[Records]
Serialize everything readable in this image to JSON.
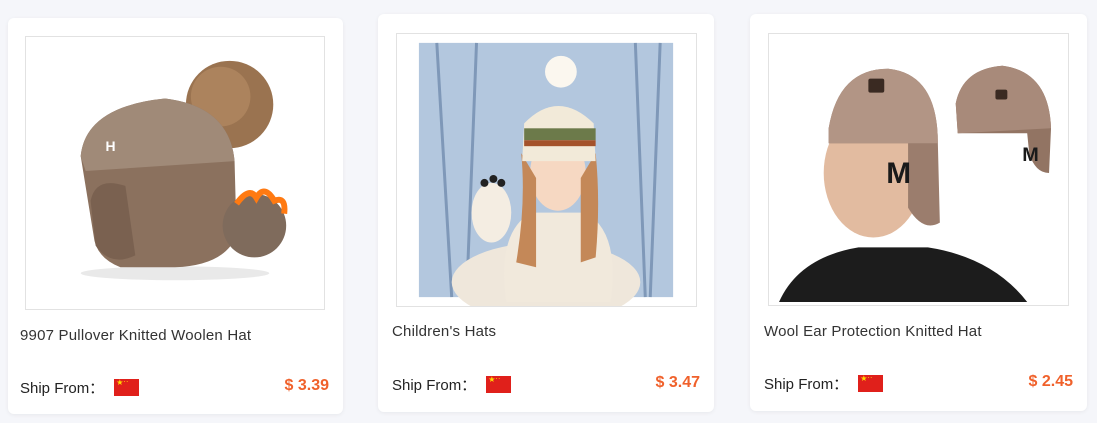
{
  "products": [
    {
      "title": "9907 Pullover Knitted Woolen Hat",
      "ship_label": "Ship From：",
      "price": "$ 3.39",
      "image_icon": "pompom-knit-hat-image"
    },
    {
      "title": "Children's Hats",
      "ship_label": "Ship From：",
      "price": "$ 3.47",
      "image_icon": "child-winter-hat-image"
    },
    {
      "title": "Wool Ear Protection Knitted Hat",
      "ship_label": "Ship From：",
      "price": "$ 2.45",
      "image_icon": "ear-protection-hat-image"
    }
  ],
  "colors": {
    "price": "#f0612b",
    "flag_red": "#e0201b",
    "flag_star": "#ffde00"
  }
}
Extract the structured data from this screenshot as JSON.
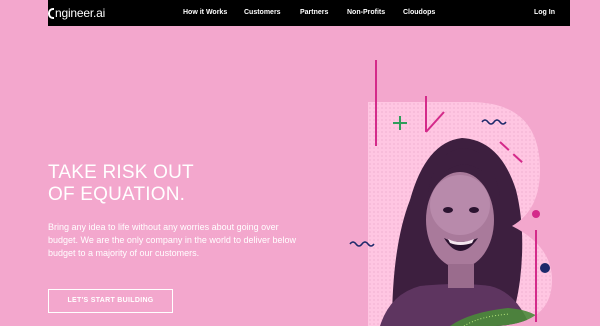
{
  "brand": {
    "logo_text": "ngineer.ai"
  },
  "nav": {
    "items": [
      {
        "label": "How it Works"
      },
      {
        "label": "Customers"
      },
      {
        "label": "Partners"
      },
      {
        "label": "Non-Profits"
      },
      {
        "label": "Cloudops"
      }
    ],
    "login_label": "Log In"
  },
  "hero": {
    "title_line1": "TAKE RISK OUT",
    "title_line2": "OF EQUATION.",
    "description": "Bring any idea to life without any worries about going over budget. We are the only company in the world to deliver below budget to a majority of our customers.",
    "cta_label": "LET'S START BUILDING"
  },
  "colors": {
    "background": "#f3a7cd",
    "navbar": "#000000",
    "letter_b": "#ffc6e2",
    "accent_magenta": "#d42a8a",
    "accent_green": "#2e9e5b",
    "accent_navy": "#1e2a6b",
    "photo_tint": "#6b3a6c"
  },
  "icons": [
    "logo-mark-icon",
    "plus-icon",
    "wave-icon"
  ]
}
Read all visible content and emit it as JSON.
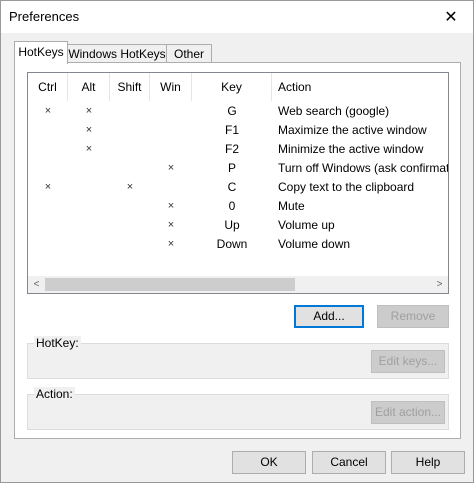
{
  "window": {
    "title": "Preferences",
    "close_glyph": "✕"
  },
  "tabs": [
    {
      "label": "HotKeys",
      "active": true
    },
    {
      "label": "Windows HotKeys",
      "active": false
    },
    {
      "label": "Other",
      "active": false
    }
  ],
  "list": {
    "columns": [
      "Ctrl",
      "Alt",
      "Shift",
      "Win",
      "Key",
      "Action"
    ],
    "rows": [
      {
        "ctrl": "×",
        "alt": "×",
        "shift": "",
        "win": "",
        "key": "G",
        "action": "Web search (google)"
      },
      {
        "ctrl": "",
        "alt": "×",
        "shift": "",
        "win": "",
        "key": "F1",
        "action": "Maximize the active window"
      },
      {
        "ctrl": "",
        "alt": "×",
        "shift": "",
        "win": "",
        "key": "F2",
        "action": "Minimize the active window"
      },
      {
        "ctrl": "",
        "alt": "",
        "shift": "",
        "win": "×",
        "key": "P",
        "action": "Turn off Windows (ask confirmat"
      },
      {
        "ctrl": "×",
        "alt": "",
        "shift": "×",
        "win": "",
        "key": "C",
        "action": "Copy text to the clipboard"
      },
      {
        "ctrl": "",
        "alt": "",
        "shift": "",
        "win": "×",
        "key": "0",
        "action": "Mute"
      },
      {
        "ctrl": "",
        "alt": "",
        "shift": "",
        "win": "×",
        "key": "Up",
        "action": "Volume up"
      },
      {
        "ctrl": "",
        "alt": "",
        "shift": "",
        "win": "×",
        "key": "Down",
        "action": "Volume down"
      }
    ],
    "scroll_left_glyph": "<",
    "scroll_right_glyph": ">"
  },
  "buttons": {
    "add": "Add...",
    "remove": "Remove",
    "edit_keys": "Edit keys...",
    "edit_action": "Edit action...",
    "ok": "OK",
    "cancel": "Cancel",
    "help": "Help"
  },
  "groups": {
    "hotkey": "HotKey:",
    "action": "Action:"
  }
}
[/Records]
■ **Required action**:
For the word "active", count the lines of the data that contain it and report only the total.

■ **Result**:
5